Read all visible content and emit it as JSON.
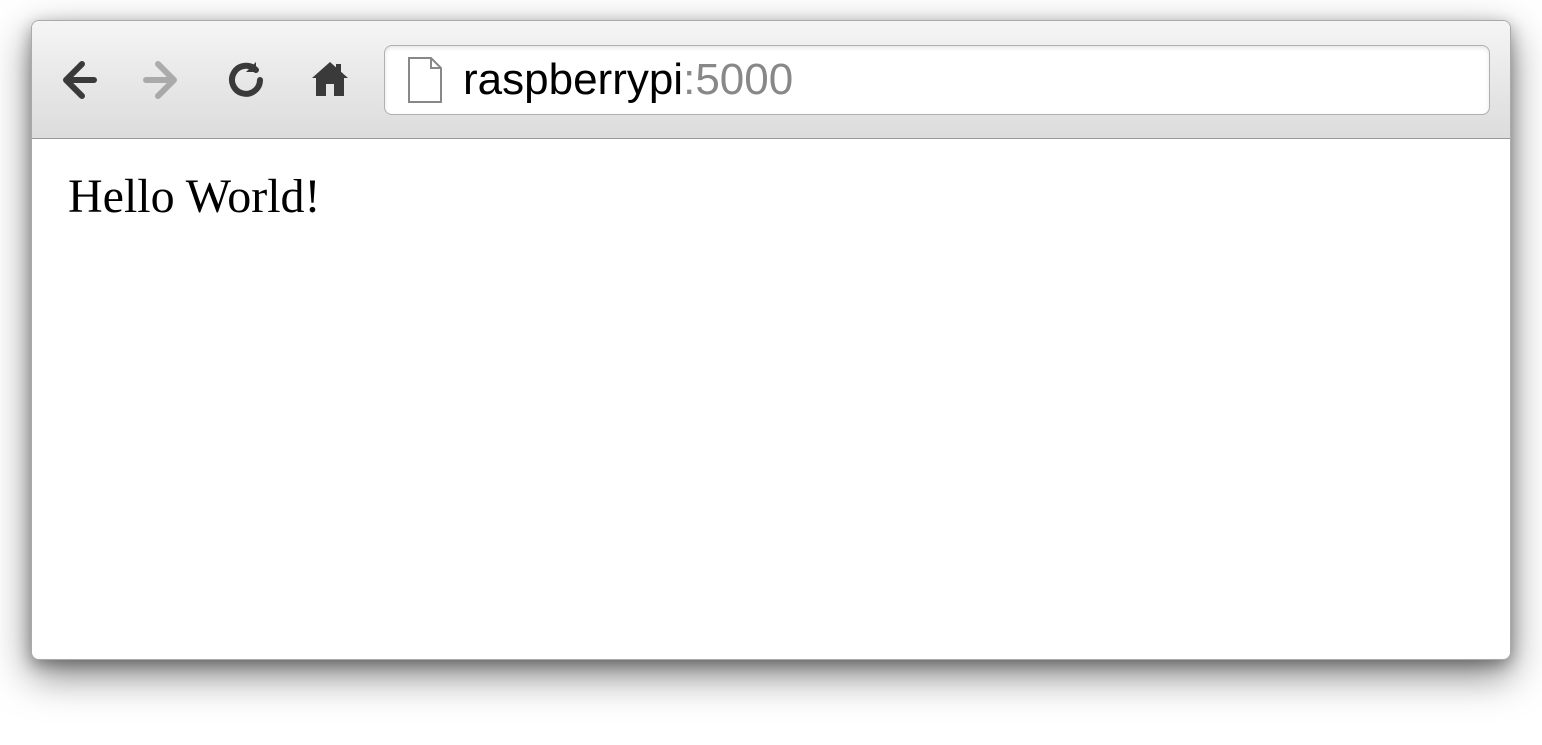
{
  "toolbar": {
    "back_enabled": true,
    "forward_enabled": false
  },
  "address": {
    "host": "raspberrypi",
    "port": ":5000"
  },
  "page": {
    "body_text": "Hello World!"
  }
}
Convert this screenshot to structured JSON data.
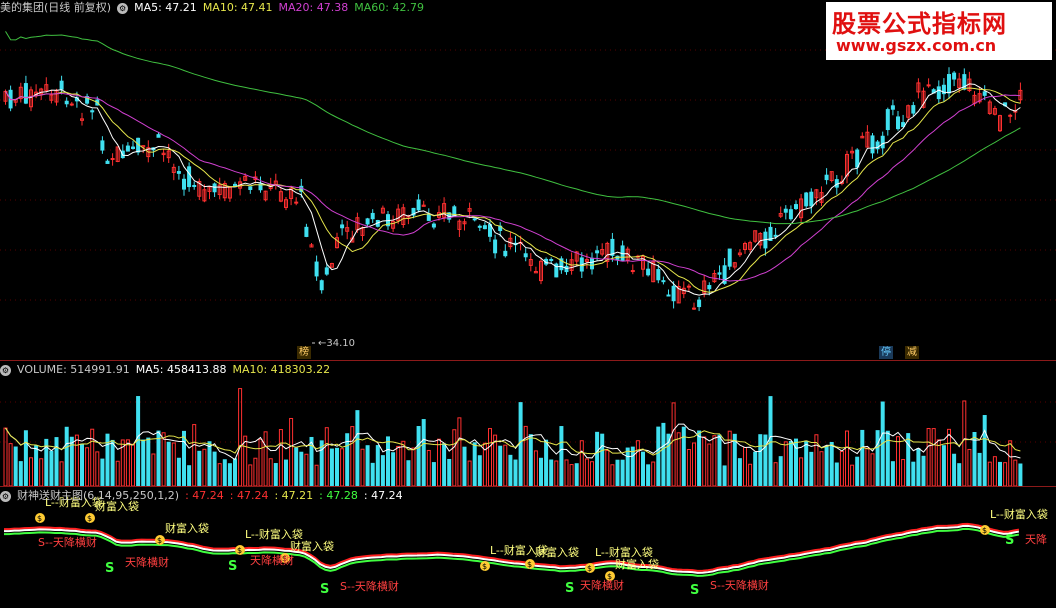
{
  "price_header": {
    "title": "美的集团(日线 前复权)",
    "ma5_label": "MA5: 47.21",
    "ma10_label": "MA10: 47.41",
    "ma20_label": "MA20: 47.38",
    "ma60_label": "MA60: 42.79",
    "colors": {
      "title": "#c8c8c8",
      "ma5": "#ffffff",
      "ma10": "#e6e64c",
      "ma20": "#d040d0",
      "ma60": "#40c040"
    }
  },
  "watermark": {
    "title": "股票公式指标网",
    "url": "www.gszx.com.cn"
  },
  "price_chart": {
    "low_label": "34.10",
    "badge_bang": "榜",
    "badge_ting": "停",
    "badge_jian": "减"
  },
  "volume_header": {
    "volume_label": "VOLUME: 514991.91",
    "ma5_label": "MA5: 458413.88",
    "ma10_label": "MA10: 418303.22"
  },
  "indicator_header": {
    "title": "财神送财主图(6,14,95,250,1,2)",
    "v1": ": 47.24",
    "v2": ": 47.24",
    "v3": ": 47.21",
    "v4": ": 47.28",
    "v5": ": 47.24"
  },
  "signals": {
    "buy_label": "L--财富入袋",
    "buy_short": "财富入袋",
    "sell_label": "S--天降横财",
    "sell_short": "天降横财",
    "sell_tag": "天降横财",
    "sell_tag_short": "天降"
  }
}
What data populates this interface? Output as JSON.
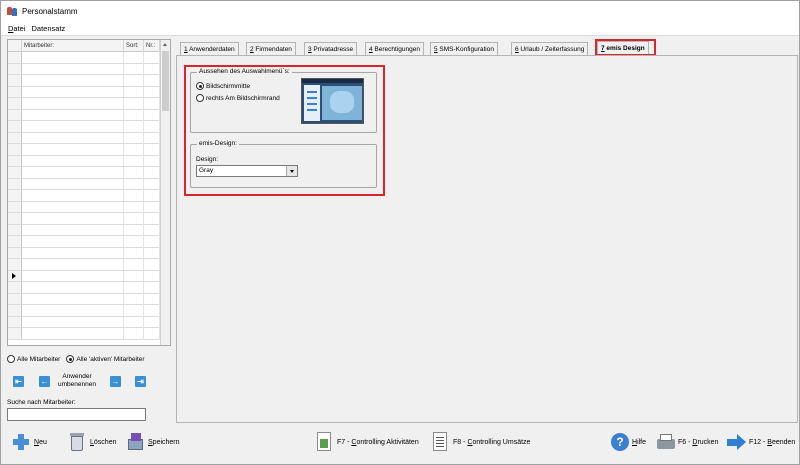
{
  "window": {
    "title": "Personalstamm"
  },
  "menu": [
    {
      "prefix": "",
      "mnemonic": "D",
      "rest": "atei"
    },
    {
      "prefix": "",
      "mnemonic": "",
      "rest": "Datensatz"
    }
  ],
  "grid": {
    "columns": [
      "Mitarbeiter:",
      "Sort:",
      "Nr.:"
    ],
    "row_count": 25
  },
  "filters": {
    "options": [
      "Alle Mitarbeiter",
      "Alle 'aktiven' Mitarbeiter"
    ],
    "selected": "Alle 'aktiven' Mitarbeiter"
  },
  "navigation": {
    "first_icon": "first-icon",
    "prev_icon": "prev-icon",
    "rename_label_line1": "Anwender",
    "rename_label_line2": "umbenennen",
    "next_icon": "next-icon",
    "last_icon": "last-icon"
  },
  "search": {
    "label": "Suche nach Mitarbeiter:",
    "value": ""
  },
  "tabs": [
    {
      "num": "1",
      "label": " Anwenderdaten"
    },
    {
      "num": "2",
      "label": " Firmendaten"
    },
    {
      "num": "3",
      "label": " Privatadresse"
    },
    {
      "num": "4",
      "label": " Berechtigungen"
    },
    {
      "num": "5",
      "label": " SMS-Konfiguration"
    },
    {
      "num": "6",
      "label": " Urlaub / Zeiterfassung"
    },
    {
      "num": "7",
      "label": " emis Design"
    }
  ],
  "active_tab": "7 emis Design",
  "menu_appearance": {
    "legend": "Aussehen des Auswahlmenü´s:",
    "options": [
      "Bildschirmmitte",
      "rechts Am Bildschirmrand"
    ],
    "selected": "Bildschirmmitte"
  },
  "emis_design": {
    "legend": "emis-Design:",
    "label": "Design:",
    "value": "Gray"
  },
  "toolbar": {
    "new": {
      "mnemonic": "N",
      "rest": "eu"
    },
    "delete": {
      "mnemonic": "L",
      "rest": "öschen"
    },
    "save": {
      "mnemonic": "S",
      "rest": "peichern"
    },
    "controlling_activities": {
      "prefix": "F7 - ",
      "mnemonic": "C",
      "rest": "ontrolling Aktivitäten"
    },
    "controlling_sales": {
      "prefix": "F8 - ",
      "mnemonic": "C",
      "rest": "ontrolling Umsätze"
    },
    "help": {
      "mnemonic": "H",
      "rest": "ilfe"
    },
    "print": {
      "prefix": "F6 - ",
      "mnemonic": "D",
      "rest": "rucken"
    },
    "exit": {
      "prefix": "F12 - ",
      "mnemonic": "B",
      "rest": "eenden"
    }
  },
  "colors": {
    "highlight_red": "#d9262e",
    "nav_blue": "#3b8fd6",
    "window_bg": "#f0f0f0"
  }
}
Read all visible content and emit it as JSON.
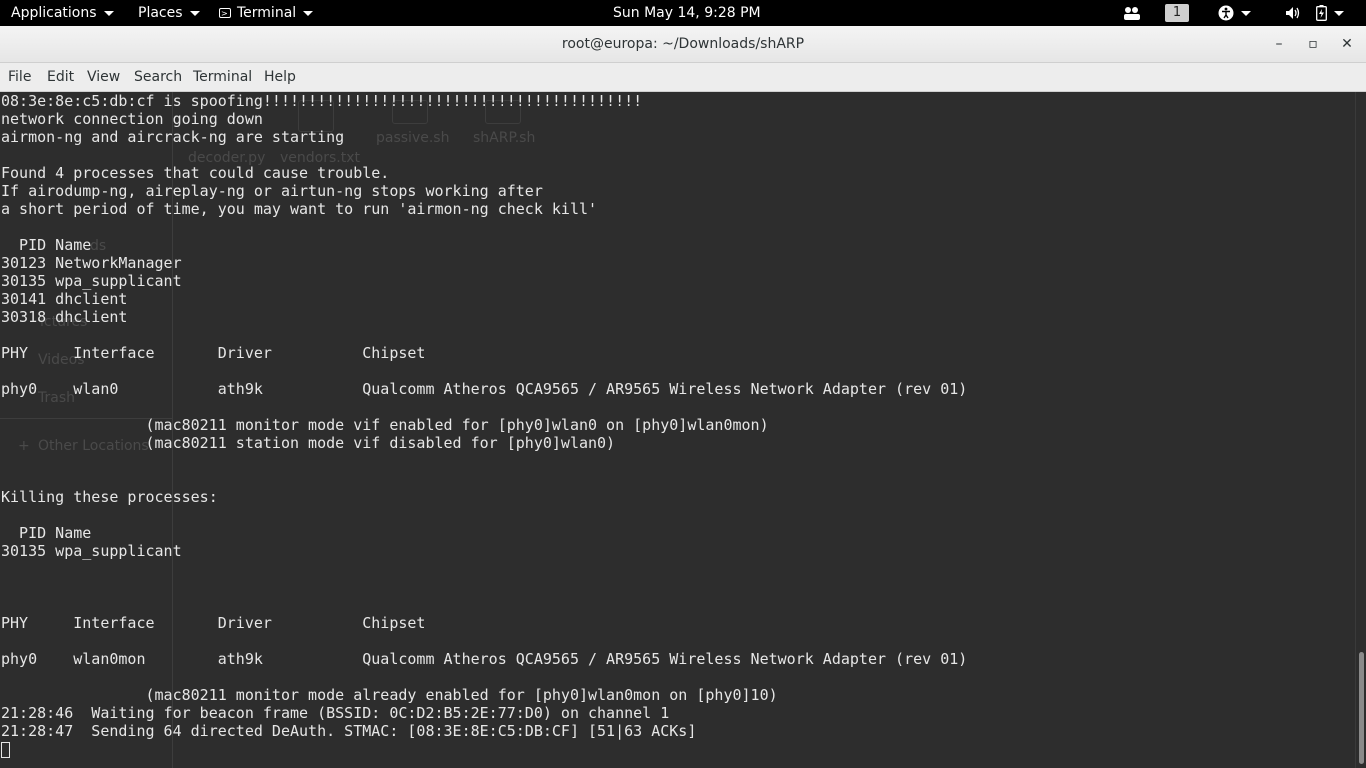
{
  "topbar": {
    "applications": "Applications",
    "places": "Places",
    "terminal": "Terminal",
    "clock": "Sun May 14,  9:28 PM",
    "workspace": "1"
  },
  "window": {
    "title": "root@europa: ~/Downloads/shARP",
    "minimize_icon": "–",
    "maximize_icon": "▫",
    "close_icon": "✕"
  },
  "menubar": [
    "File",
    "Edit",
    "View",
    "Search",
    "Terminal",
    "Help"
  ],
  "background_files": {
    "passive": "passive.sh",
    "sharp": "shARP.sh",
    "decoder": "decoder.py",
    "vendors": "vendors.txt",
    "ds": "ds",
    "pictures": "ictures",
    "videos": "Videos",
    "trash": "Trash",
    "other_locations": "Other Locations"
  },
  "terminal_lines": [
    "08:3e:8e:c5:db:cf is spoofing!!!!!!!!!!!!!!!!!!!!!!!!!!!!!!!!!!!!!!!!!!",
    "network connection going down",
    "airmon-ng and aircrack-ng are starting",
    "",
    "Found 4 processes that could cause trouble.",
    "If airodump-ng, aireplay-ng or airtun-ng stops working after",
    "a short period of time, you may want to run 'airmon-ng check kill'",
    "",
    "  PID Name",
    "30123 NetworkManager",
    "30135 wpa_supplicant",
    "30141 dhclient",
    "30318 dhclient",
    "",
    "PHY     Interface       Driver          Chipset",
    "",
    "phy0    wlan0           ath9k           Qualcomm Atheros QCA9565 / AR9565 Wireless Network Adapter (rev 01)",
    "",
    "                (mac80211 monitor mode vif enabled for [phy0]wlan0 on [phy0]wlan0mon)",
    "                (mac80211 station mode vif disabled for [phy0]wlan0)",
    "",
    "",
    "Killing these processes:",
    "",
    "  PID Name",
    "30135 wpa_supplicant",
    "",
    "",
    "",
    "PHY     Interface       Driver          Chipset",
    "",
    "phy0    wlan0mon        ath9k           Qualcomm Atheros QCA9565 / AR9565 Wireless Network Adapter (rev 01)",
    "",
    "                (mac80211 monitor mode already enabled for [phy0]wlan0mon on [phy0]10)",
    "21:28:46  Waiting for beacon frame (BSSID: 0C:D2:B5:2E:77:D0) on channel 1",
    "21:28:47  Sending 64 directed DeAuth. STMAC: [08:3E:8E:C5:DB:CF] [51|63 ACKs]"
  ]
}
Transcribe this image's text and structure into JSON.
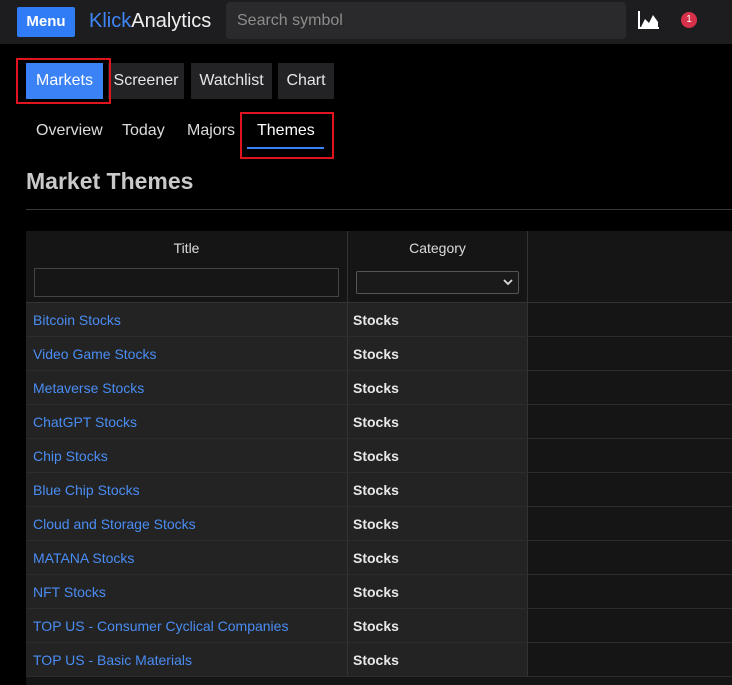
{
  "header": {
    "menu_label": "Menu",
    "brand_part1": "Klick",
    "brand_part2": "Analytics",
    "search_placeholder": "Search symbol",
    "notification_count": "1"
  },
  "main_tabs": [
    "Markets",
    "Screener",
    "Watchlist",
    "Chart"
  ],
  "sub_tabs": [
    "Overview",
    "Today",
    "Majors",
    "Themes"
  ],
  "page_title": "Market Themes",
  "table": {
    "columns": [
      "Title",
      "Category"
    ],
    "rows": [
      {
        "title": "Bitcoin Stocks",
        "category": "Stocks"
      },
      {
        "title": "Video Game Stocks",
        "category": "Stocks"
      },
      {
        "title": "Metaverse Stocks",
        "category": "Stocks"
      },
      {
        "title": "ChatGPT Stocks",
        "category": "Stocks"
      },
      {
        "title": "Chip Stocks",
        "category": "Stocks"
      },
      {
        "title": "Blue Chip Stocks",
        "category": "Stocks"
      },
      {
        "title": "Cloud and Storage Stocks",
        "category": "Stocks"
      },
      {
        "title": "MATANA Stocks",
        "category": "Stocks"
      },
      {
        "title": "NFT Stocks",
        "category": "Stocks"
      },
      {
        "title": "TOP US - Consumer Cyclical Companies",
        "category": "Stocks"
      },
      {
        "title": "TOP US - Basic Materials",
        "category": "Stocks"
      }
    ]
  },
  "colors": {
    "accent": "#3b82f6",
    "highlight_box": "#e0141e",
    "link": "#4a8df4",
    "badge": "#d6304a"
  },
  "icons": [
    "chart-area-icon",
    "notification-badge",
    "chevron-down-icon"
  ]
}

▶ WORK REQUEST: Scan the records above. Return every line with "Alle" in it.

▶ ANSWER AREA:
      "Alle Mitarbeiter",
      "Alle 'aktiven' Mitarbeiter"
    "selected": "Alle 'aktiven' Mitarbeiter"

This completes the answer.